Meanwhile, former UN Dispatch Human Rights Salon participant and current assistant secretary of state for refugees Eric P Schwartz visited Manik Farm. Speaking to reporters outside the camp on Monday, Schwartz announced $8 to help the resettlement of the IDPs. From the Associated Press:
He said the U.S was "deeply concerned about a range of issues where further progress is essential."
"In particular the vast majority of displaced persons remain confined to camps," he said.
"Moreover there remain burdensome limitations on access to those camps for those international humanitarian organizations and others who are in a position to ameliorate the conditions faced by these victims of conflict," he said.
Schwartz says he received assurances from top officials in Columbo that the displaced will be allowed to return home soon. I suppose we will have to wait and see if these officials follow through on their committments and obligations to international law.
By now you have heard of the twin suicide bombing attacks at the Marriot Hotel and Ritz Carlton Hotels in Jakarta, Indonesia. At least 8 people were killed and 50 injured. Smart money is that Jemaah Islamiya is behind the attack. I found this video depicting the chaos following the explosion.

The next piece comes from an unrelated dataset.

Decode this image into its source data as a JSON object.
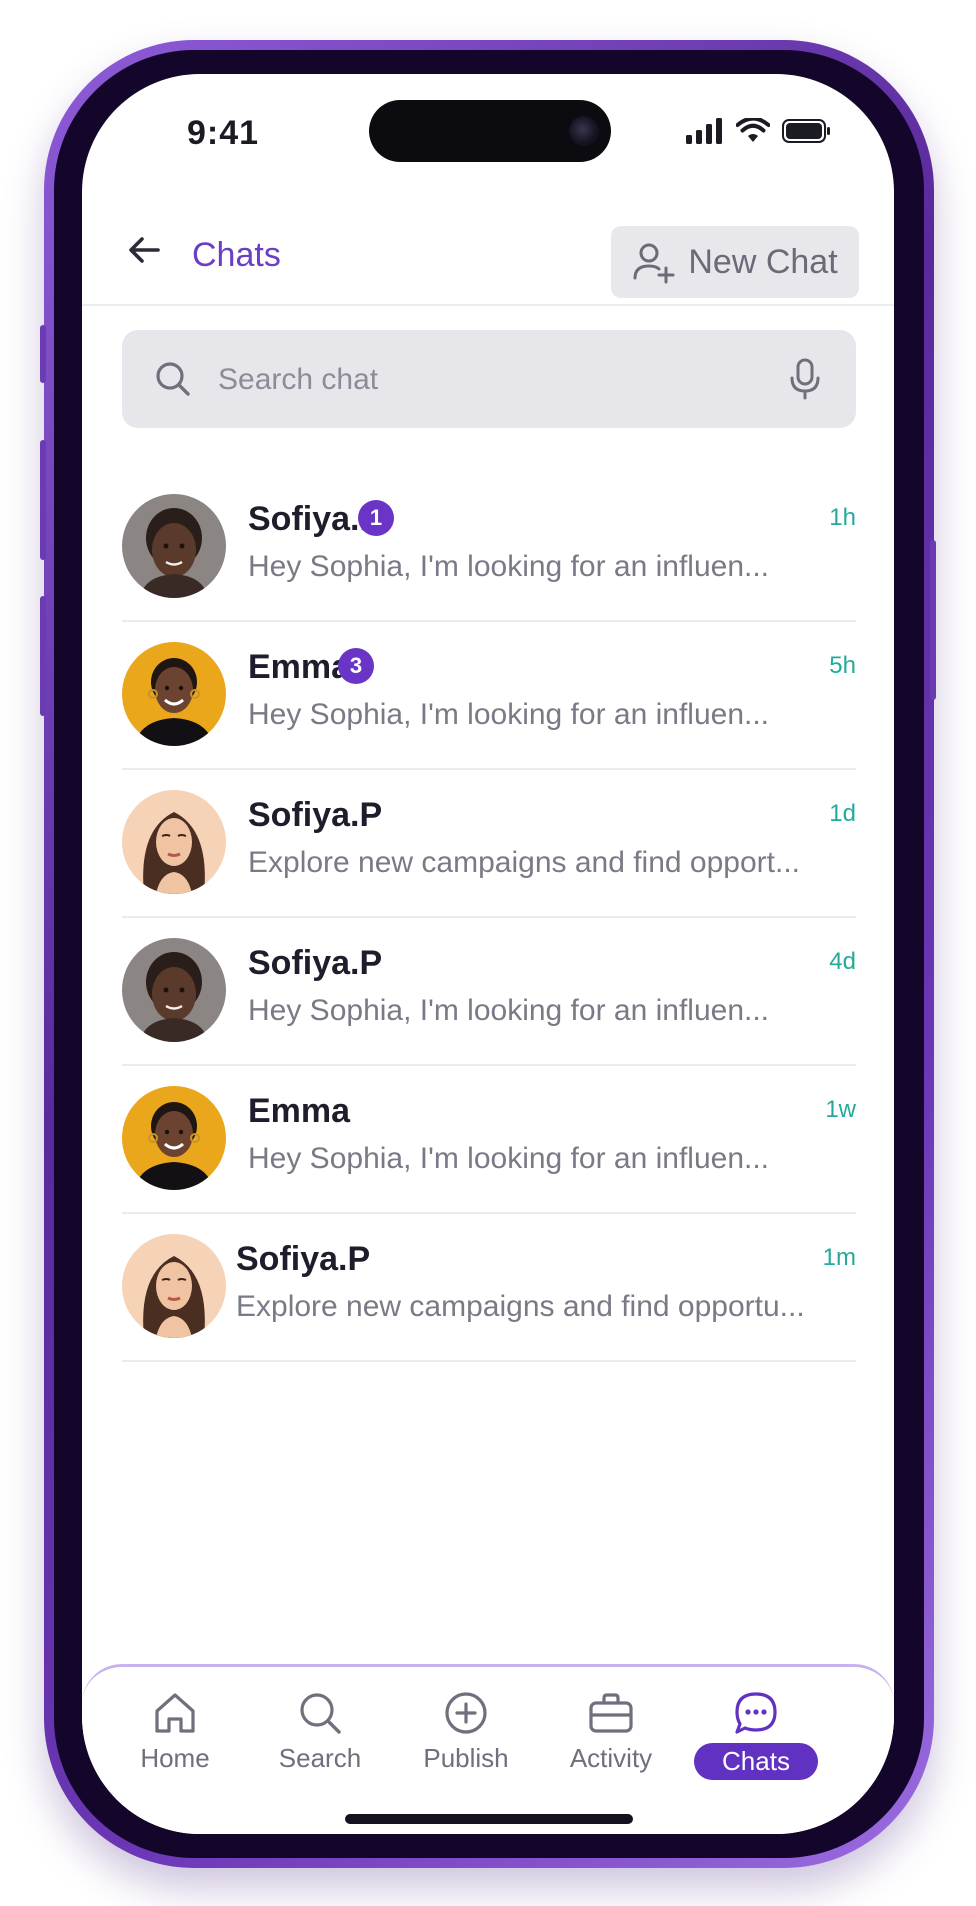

The facts that China appears to be on board -- not to mention that the UN panel on North Korea sanctions may come to consensus before its deadline -- do not bode well for a defiant Pyongyang.
The U.N. Security Council neared agreement on Wednesday on North Korean firms and individuals to be added to a blacklist for involvement in Pyongyang's nuclear and missile programs, diplomats said
"We are very close" to agreement, Japanese Ambassador Yukio Takasu told reporters. Diplomats from several countries said a council committee that has been discussing the issue for a month was on target to meet a weekend deadline for completing its task and could do so as early as Wednesday.
Meanwhile, North Korea insists that its "sovereignty" be respected before negotiations can recommence. This seems to have it completely backwards. North Korea's leaders aren't exactly the ones to place conditions here; they're the ones who will need to reconsider their country's nuclear program if they are interested in, say, having unfrozen bank accounts or being able to travel anywhere.
Yet I wouldn't be surprised to hear some off-the-mark commentators continue to insist that an utterly isolated North Korea somehow has "the upper hand" in this drama.